**Problem to solve:**
Lines that contain "asked" are to be copied from the material, every one of them.

**Records provided:**
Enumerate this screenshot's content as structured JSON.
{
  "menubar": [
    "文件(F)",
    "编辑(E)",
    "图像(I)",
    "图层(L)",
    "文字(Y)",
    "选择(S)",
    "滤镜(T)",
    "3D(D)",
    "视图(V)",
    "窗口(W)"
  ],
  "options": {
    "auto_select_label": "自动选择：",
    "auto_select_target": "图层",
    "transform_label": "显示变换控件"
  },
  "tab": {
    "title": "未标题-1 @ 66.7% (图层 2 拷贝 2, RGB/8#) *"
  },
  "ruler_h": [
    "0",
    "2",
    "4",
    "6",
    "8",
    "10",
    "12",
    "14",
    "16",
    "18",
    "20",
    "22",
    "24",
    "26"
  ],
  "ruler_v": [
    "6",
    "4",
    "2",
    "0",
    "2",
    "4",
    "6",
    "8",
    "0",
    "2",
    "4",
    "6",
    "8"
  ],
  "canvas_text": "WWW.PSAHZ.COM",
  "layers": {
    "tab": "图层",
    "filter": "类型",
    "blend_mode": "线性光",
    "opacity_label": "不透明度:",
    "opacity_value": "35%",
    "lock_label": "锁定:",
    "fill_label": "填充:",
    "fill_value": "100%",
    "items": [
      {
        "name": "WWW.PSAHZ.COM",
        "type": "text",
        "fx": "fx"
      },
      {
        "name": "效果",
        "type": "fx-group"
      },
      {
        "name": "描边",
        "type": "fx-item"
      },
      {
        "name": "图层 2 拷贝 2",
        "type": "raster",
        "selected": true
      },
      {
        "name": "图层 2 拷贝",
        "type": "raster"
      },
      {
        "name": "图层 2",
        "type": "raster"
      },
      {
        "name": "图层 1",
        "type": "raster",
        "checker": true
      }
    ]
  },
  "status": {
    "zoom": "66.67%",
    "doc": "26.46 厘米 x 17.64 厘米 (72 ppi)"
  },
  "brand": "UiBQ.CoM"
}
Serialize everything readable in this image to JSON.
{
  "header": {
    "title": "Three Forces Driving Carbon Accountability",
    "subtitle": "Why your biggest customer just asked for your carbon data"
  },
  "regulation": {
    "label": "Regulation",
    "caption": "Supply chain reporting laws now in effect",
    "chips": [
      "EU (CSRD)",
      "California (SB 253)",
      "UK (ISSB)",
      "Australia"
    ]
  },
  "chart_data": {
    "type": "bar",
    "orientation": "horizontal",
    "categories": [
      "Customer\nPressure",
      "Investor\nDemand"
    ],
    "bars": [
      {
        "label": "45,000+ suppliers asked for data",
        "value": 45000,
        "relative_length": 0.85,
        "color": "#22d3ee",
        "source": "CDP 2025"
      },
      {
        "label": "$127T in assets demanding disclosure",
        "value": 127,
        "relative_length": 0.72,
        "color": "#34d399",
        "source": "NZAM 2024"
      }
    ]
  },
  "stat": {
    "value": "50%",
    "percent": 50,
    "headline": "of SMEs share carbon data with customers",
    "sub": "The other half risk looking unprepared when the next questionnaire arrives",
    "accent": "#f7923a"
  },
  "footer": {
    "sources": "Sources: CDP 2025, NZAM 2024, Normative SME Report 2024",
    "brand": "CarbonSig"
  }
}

**Result below:**
    "subtitle": "Why your biggest customer just asked for your carbon data"
        "label": "45,000+ suppliers asked for data",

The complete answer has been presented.